Required work:
The records below are to be copied exactly, with their pictures left out.

Record extracts:

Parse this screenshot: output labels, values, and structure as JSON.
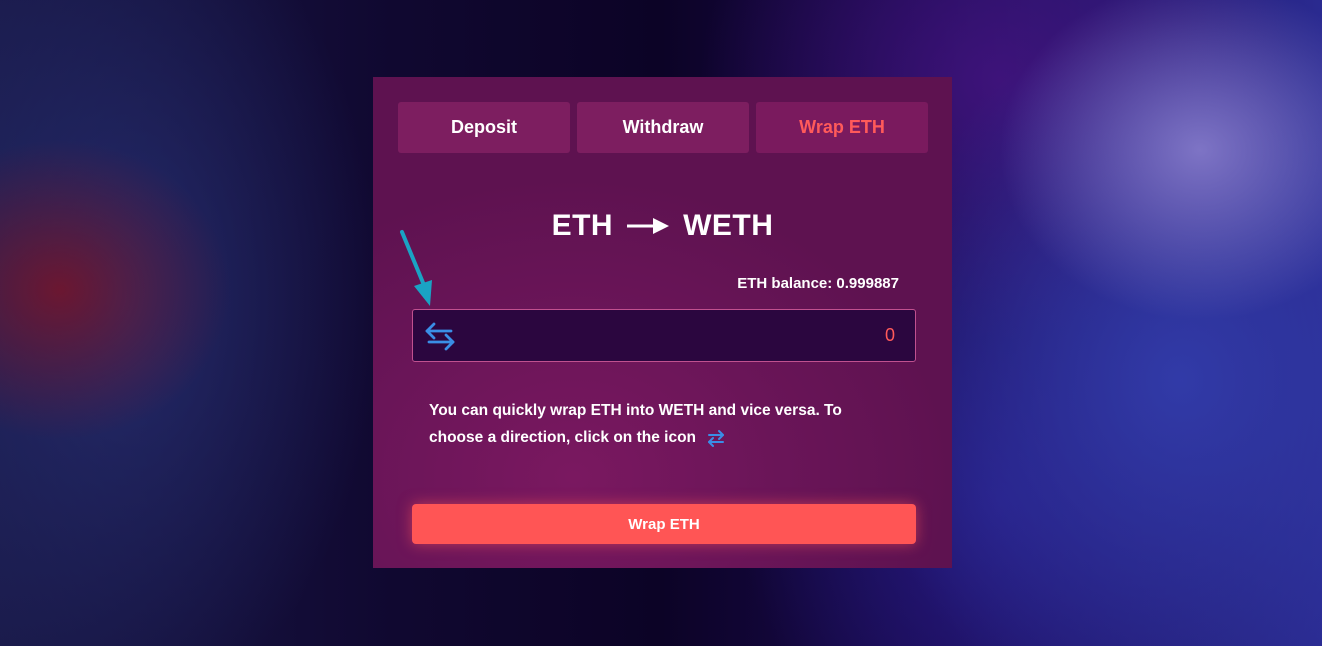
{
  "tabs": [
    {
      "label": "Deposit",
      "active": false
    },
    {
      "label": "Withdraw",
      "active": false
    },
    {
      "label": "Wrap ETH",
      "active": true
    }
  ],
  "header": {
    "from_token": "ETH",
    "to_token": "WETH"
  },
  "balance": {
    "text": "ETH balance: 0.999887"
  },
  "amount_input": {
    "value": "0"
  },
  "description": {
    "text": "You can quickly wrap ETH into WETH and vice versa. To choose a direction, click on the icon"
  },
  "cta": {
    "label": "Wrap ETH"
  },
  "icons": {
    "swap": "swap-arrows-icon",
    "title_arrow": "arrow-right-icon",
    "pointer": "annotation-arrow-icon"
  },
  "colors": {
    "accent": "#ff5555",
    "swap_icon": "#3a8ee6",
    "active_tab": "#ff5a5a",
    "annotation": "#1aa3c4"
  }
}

Written answer:
Parse this screenshot: output labels, values, and structure as JSON.
{
  "tabs": [
    {
      "label": "Deposit",
      "active": false
    },
    {
      "label": "Withdraw",
      "active": false
    },
    {
      "label": "Wrap ETH",
      "active": true
    }
  ],
  "header": {
    "from_token": "ETH",
    "to_token": "WETH"
  },
  "balance": {
    "text": "ETH balance: 0.999887"
  },
  "amount_input": {
    "value": "0"
  },
  "description": {
    "text": "You can quickly wrap ETH into WETH and vice versa. To choose a direction, click on the icon"
  },
  "cta": {
    "label": "Wrap ETH"
  },
  "icons": {
    "swap": "swap-arrows-icon",
    "title_arrow": "arrow-right-icon",
    "pointer": "annotation-arrow-icon"
  },
  "colors": {
    "accent": "#ff5555",
    "swap_icon": "#3a8ee6",
    "active_tab": "#ff5a5a",
    "annotation": "#1aa3c4"
  }
}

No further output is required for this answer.